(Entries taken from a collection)
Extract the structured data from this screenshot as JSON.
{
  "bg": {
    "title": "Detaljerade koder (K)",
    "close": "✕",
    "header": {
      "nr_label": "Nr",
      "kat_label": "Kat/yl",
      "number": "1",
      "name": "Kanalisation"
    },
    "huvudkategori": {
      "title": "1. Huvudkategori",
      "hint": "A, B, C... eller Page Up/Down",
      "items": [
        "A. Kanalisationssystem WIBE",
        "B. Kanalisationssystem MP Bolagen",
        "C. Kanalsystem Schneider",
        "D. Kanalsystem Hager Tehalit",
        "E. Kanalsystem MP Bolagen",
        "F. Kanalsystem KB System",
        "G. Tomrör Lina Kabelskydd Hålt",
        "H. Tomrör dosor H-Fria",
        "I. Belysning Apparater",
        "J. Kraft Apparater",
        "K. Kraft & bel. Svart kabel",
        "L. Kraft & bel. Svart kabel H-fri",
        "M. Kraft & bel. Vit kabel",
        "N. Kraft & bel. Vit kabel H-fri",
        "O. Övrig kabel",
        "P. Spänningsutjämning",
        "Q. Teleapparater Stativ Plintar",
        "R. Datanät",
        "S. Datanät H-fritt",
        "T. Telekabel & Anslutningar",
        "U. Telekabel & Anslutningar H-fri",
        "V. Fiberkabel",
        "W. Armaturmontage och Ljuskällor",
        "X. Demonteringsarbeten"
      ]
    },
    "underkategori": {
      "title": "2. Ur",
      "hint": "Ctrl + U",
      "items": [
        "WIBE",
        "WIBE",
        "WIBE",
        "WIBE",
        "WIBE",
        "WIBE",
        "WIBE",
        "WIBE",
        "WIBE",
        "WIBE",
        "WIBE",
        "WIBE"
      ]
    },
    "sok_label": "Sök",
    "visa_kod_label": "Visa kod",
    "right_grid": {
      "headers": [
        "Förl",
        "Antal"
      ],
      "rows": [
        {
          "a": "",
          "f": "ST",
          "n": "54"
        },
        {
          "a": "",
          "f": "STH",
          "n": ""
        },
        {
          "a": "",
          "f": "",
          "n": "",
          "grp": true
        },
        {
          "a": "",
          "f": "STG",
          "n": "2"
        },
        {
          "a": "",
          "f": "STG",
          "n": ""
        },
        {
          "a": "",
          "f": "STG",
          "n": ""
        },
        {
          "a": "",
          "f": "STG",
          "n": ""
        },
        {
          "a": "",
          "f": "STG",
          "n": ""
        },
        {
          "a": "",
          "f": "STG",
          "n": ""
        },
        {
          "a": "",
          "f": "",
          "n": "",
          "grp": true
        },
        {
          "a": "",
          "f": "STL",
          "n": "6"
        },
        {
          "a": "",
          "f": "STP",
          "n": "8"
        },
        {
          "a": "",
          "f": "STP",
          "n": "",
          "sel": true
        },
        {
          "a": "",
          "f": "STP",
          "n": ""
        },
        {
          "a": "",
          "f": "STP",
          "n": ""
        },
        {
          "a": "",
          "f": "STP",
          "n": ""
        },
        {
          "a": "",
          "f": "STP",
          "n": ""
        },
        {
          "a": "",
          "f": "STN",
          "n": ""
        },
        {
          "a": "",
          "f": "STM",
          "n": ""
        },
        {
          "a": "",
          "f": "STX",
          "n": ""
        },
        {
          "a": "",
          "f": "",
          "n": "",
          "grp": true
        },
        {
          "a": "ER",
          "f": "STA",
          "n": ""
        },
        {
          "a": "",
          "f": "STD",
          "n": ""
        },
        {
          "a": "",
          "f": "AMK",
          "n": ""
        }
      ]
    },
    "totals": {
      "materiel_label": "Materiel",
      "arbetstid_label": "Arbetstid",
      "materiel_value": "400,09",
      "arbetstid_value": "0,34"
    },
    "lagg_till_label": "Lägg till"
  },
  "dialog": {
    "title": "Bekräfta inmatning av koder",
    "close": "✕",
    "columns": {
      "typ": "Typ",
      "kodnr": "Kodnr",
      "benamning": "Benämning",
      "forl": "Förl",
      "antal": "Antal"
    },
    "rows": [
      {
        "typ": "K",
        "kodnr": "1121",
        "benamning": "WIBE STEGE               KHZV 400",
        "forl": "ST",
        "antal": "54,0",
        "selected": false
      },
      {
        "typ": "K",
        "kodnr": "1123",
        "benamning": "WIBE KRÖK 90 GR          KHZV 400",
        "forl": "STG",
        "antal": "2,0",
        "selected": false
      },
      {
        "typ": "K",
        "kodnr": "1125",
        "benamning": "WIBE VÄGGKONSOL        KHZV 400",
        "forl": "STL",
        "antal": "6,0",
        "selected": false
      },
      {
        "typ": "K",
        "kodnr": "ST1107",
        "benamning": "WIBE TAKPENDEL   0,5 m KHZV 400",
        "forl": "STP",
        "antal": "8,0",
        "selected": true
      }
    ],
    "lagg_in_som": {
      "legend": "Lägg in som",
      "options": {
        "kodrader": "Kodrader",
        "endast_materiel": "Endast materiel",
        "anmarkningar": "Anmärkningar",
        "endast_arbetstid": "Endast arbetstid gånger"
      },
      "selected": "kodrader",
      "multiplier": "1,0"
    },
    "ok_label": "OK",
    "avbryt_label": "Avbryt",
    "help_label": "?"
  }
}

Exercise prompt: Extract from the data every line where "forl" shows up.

Answer below:
      "forl": "Förl",
        "forl": "ST",
        "forl": "STG",
        "forl": "STL",
        "forl": "STP",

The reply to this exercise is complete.